Three of New York's biggest developers came together last month for a panel at the New York Athletic Club for Esther Muller's New York Real Estate Academy. Kent M. Swig, president of Swig Equities and co-chairman of Terra Holdings, the parent company of Halstead Properties and Brown Harris Stevens, is also the owner/president of Helmsley-Spear. From residential real estate to commercial holdings, Swig overseas $3 billion in properties.
Jeffrey Levine, president of Levine Builders, has built more than 75 New York City properties, including thousands of residential units and hotels, hospitals, dormitories and retail centers. In 2005, he was appointed to the Mayor's Commission on Construction Opportunity.
Richard Mack, managing partner at Apollo Real Estate Advisors, was instrumental in bringing commercial and retail development to Central Europe. One of the most aggressive real estate lenders in the world, Apollo Real Estate Advisors builds affordable and high-end real estate all over the five boroughs and beyond. (He was also my college roommate.)
New York is in a credit crisis, which is different than the job crisis
The real estate market in New York City is very strong.
The big difference between now and two other downturn periods in 1989 and 1991 is that then New York City lost about 350,000 jobs over a two-year period.

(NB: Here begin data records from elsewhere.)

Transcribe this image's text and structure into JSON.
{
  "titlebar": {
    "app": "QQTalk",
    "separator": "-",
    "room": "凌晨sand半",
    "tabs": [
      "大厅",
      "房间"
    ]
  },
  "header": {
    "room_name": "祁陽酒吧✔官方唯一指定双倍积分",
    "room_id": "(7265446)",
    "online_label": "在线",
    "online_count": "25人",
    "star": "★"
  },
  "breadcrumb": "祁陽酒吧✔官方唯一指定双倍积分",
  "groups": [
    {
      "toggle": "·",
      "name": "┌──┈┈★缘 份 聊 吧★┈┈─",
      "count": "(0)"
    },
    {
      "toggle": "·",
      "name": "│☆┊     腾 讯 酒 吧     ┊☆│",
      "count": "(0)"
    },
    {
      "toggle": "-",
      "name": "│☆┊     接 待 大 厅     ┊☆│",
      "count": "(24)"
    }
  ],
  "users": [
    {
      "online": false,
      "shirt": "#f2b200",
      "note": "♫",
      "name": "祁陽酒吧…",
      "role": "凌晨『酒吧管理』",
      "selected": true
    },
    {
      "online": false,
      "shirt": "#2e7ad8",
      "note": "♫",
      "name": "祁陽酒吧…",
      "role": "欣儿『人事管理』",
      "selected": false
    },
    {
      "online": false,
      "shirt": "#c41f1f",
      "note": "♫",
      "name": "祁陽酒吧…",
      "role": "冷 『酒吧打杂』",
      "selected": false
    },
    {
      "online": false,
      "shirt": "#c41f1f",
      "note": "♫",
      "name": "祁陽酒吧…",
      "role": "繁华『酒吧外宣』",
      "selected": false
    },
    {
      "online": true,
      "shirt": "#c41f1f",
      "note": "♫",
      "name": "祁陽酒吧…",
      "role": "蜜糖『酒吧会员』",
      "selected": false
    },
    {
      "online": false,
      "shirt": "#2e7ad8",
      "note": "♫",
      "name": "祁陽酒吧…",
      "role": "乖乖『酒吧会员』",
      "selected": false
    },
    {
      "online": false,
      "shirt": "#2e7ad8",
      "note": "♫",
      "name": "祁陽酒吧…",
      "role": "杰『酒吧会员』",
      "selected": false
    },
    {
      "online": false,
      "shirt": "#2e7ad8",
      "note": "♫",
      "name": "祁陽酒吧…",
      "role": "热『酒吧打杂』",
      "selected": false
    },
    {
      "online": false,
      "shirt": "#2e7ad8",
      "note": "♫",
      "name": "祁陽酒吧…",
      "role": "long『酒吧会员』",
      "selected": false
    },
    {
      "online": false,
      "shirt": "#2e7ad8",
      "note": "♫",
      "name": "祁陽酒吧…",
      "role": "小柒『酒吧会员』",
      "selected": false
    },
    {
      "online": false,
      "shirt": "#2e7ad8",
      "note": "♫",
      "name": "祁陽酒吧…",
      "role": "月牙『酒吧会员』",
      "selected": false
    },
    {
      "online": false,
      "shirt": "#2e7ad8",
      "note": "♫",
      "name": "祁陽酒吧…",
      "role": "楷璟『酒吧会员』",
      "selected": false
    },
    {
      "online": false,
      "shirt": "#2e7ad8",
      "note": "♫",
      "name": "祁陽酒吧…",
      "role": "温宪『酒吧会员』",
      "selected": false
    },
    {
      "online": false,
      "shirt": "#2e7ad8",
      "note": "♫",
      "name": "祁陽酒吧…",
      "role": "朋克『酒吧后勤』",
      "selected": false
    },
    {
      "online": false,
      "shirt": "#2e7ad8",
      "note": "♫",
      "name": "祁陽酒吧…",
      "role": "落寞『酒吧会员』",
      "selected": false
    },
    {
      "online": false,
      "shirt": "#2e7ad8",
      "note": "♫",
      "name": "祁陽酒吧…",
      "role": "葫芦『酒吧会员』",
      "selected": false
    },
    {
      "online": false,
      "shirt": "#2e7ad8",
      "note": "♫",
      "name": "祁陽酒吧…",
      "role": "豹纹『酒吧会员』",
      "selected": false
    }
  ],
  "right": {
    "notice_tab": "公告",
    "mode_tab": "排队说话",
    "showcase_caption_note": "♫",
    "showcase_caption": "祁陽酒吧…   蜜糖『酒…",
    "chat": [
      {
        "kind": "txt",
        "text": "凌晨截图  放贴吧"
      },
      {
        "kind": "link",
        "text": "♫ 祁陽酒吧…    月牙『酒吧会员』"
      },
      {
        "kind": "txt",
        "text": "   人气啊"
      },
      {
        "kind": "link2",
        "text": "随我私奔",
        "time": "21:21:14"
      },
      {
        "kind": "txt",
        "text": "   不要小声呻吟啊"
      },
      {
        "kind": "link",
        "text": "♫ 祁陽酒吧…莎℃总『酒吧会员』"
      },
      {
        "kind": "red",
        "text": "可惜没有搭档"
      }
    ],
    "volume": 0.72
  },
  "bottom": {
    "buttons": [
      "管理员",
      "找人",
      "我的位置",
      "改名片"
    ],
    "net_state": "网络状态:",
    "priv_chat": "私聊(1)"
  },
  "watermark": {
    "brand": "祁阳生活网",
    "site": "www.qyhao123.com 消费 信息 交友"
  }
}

In this round, we're in a credit crisis, which is different than the job crisis.
You have to look at the entire U.S. market to understand what's happening. The commercial space vacancy rate for midtown is only 7.4%. It's just 5.9% in lower Manhattan.
That is really extraordinarily positive.
New York building will slow down because the city is built
The velocity is going to slow down simply because the city is very, very built.
The other thing on the commercial side is that probably 60% or more of the leases in New York City today are halfway under market, or 50% below market-rate rents — not asking rents, but again, market-rate rents.
New York is undervalued in rents
So you've got a city that is woefully undervalued in terms of rent. As leases turn, landlords are going to make more money. Maybe they're not going to get everything they thought they could get in asking, but the rents are going up throughout the city because it's relatively undervalued.
There are not enough homes to buy
On the residential side, there is basically no inventory. I'll give you two statistics. One, since 2006, the condominium market rose 53% in price.
If you take out 15 Central Park West and The Plaza (two of New York's most expensive condo projects ever), it rose 18% in price. Those are big moves. Another statistic is that between 2002 and 2006, of every single home sold in Manhattan, about 18% was in new project development. Last year, that number was 29%.